What this task involves:
After reading the data below, copy out every line that contains the word "false".

Dataset excerpts:
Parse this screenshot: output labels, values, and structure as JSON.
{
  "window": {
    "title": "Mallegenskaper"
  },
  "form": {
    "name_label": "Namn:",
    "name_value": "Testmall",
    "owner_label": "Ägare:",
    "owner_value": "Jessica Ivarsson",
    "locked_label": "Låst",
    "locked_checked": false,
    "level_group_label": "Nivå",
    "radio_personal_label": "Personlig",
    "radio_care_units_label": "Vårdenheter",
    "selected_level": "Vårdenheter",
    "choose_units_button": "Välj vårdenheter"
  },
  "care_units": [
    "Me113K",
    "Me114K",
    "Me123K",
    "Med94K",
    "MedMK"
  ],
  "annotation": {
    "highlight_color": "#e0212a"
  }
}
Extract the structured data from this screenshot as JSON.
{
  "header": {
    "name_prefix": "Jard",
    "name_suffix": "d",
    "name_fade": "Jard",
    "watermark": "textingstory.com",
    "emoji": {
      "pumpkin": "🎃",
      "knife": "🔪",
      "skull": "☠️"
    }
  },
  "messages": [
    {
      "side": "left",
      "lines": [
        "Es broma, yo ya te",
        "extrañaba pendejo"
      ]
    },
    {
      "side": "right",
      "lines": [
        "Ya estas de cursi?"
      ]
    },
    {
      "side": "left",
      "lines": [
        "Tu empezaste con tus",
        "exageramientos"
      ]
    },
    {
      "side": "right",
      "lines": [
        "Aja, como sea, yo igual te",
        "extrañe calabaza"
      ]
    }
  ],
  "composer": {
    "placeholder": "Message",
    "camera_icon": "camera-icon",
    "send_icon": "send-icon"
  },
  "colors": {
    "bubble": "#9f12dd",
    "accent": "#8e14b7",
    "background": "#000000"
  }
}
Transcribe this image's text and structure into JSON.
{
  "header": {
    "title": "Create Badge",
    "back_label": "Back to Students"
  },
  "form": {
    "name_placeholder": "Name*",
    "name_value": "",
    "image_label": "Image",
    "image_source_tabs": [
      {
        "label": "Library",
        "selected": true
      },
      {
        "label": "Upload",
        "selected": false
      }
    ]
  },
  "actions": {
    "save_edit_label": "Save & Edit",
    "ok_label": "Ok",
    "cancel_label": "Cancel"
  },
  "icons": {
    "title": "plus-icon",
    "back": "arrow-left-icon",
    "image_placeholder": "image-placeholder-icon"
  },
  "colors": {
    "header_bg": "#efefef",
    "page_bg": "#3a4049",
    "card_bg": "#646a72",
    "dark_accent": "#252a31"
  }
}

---

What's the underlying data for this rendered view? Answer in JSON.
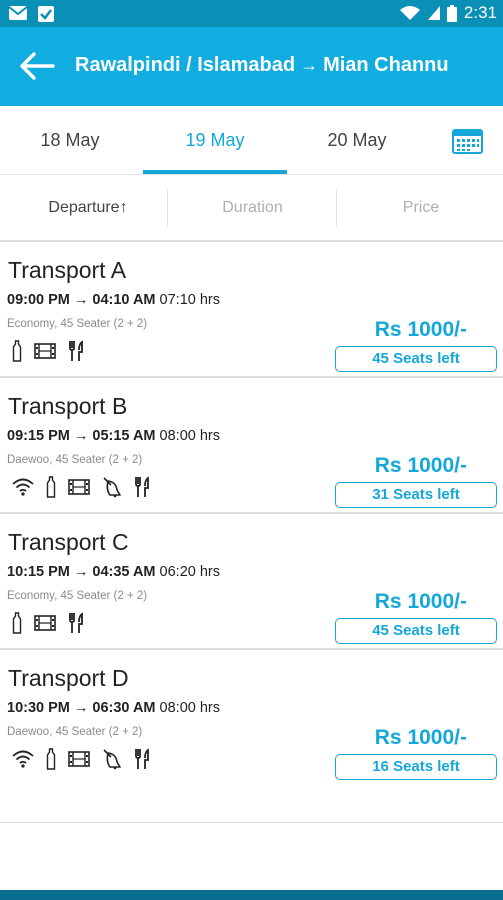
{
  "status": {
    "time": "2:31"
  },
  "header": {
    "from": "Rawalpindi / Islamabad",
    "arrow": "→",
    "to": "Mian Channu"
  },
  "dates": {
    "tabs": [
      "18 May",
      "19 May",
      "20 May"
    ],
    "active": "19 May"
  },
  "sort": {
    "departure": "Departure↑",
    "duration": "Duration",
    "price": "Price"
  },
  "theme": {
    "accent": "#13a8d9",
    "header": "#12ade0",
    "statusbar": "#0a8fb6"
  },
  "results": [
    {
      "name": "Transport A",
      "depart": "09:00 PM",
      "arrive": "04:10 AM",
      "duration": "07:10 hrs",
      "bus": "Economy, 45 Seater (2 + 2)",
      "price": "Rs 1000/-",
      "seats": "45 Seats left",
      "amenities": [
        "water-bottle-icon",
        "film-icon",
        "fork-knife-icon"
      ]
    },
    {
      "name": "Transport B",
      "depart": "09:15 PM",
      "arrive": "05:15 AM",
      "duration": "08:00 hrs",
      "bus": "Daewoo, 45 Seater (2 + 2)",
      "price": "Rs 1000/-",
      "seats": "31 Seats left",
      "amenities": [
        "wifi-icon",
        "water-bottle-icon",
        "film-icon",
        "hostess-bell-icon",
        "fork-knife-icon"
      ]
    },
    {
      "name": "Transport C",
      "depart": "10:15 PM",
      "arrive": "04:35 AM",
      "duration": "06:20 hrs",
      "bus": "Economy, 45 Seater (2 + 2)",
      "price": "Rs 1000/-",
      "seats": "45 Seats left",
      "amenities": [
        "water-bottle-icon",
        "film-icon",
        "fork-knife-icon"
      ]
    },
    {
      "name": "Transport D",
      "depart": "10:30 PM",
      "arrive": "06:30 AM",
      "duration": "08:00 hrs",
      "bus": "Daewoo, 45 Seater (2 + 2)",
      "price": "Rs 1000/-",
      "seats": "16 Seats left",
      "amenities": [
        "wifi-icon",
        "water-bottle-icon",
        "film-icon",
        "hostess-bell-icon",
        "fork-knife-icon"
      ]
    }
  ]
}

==

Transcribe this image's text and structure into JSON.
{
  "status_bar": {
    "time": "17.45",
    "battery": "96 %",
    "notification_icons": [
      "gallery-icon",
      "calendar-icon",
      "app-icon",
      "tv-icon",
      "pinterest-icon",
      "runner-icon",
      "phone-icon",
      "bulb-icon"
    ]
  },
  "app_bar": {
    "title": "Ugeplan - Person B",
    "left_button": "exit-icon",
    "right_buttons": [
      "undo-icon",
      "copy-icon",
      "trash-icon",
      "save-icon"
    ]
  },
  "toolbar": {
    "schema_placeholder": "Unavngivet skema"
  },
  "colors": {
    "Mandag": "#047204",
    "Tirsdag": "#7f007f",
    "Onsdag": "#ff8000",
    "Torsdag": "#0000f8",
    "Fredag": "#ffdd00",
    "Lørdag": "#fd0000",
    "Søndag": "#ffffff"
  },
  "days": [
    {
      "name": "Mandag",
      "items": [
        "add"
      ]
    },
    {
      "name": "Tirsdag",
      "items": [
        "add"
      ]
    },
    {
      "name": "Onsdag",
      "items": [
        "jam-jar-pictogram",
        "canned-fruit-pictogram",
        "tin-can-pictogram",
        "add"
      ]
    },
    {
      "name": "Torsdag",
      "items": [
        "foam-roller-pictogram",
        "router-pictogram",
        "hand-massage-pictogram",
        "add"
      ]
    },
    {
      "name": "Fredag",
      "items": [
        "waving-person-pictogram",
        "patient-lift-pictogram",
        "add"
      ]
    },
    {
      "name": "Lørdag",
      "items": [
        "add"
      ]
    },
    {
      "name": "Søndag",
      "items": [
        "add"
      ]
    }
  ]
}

Exercise answer:
    "locked_checked": false,
        "selected": false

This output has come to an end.